What lines in the records include the string "Diego"? Return each one.

-----

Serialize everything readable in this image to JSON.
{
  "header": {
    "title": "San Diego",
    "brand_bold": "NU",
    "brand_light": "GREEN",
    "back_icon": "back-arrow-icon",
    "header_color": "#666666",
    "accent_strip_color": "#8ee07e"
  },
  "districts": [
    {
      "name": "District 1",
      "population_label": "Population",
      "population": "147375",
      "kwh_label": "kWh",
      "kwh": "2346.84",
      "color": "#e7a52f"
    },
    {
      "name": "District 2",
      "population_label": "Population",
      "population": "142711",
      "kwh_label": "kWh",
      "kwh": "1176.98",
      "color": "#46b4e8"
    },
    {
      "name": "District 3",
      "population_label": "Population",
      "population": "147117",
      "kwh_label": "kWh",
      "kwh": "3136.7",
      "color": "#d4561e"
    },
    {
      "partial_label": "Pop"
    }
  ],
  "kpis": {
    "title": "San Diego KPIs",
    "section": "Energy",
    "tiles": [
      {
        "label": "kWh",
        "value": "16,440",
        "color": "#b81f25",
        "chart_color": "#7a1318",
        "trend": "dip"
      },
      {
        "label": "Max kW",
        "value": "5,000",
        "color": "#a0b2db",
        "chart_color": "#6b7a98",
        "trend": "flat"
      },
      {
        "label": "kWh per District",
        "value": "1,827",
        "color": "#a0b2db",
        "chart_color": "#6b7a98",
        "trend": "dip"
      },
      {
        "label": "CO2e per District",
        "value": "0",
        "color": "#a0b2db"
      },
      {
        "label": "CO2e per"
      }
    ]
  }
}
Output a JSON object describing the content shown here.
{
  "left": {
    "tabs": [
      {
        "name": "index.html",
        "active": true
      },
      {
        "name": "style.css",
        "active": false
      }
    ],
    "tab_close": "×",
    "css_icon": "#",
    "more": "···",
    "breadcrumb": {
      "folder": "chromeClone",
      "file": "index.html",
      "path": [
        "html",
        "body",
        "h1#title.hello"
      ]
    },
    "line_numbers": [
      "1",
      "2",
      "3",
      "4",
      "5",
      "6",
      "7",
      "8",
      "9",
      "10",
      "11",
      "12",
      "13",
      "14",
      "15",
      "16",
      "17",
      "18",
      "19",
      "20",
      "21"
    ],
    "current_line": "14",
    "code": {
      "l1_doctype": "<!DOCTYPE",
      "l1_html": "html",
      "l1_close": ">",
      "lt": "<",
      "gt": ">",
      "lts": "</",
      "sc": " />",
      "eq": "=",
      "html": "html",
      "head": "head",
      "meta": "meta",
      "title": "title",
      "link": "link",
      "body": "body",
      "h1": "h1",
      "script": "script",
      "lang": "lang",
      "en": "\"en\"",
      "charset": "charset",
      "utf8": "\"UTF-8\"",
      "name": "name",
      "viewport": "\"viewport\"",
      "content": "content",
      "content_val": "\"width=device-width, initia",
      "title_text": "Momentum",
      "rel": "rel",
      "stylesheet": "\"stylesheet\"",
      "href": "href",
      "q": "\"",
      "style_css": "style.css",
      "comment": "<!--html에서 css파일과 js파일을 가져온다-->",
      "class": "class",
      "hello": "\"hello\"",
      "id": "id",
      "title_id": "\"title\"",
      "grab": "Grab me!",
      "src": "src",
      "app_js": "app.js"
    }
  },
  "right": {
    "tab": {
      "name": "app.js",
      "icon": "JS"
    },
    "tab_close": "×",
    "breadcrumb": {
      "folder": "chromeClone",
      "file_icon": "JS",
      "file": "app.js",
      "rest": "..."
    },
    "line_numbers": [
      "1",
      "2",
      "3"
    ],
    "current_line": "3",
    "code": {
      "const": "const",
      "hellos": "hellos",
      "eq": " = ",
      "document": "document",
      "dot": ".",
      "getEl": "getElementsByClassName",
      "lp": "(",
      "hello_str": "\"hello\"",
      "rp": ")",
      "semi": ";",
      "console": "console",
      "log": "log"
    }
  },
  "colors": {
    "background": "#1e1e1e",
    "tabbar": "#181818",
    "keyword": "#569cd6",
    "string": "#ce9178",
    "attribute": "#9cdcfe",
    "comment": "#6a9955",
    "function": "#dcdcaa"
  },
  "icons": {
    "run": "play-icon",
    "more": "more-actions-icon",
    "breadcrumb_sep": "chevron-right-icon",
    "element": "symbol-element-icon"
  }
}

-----

_ANSWER FOR THE TASK_:
    "title": "San Diego",
    "title": "San Diego KPIs",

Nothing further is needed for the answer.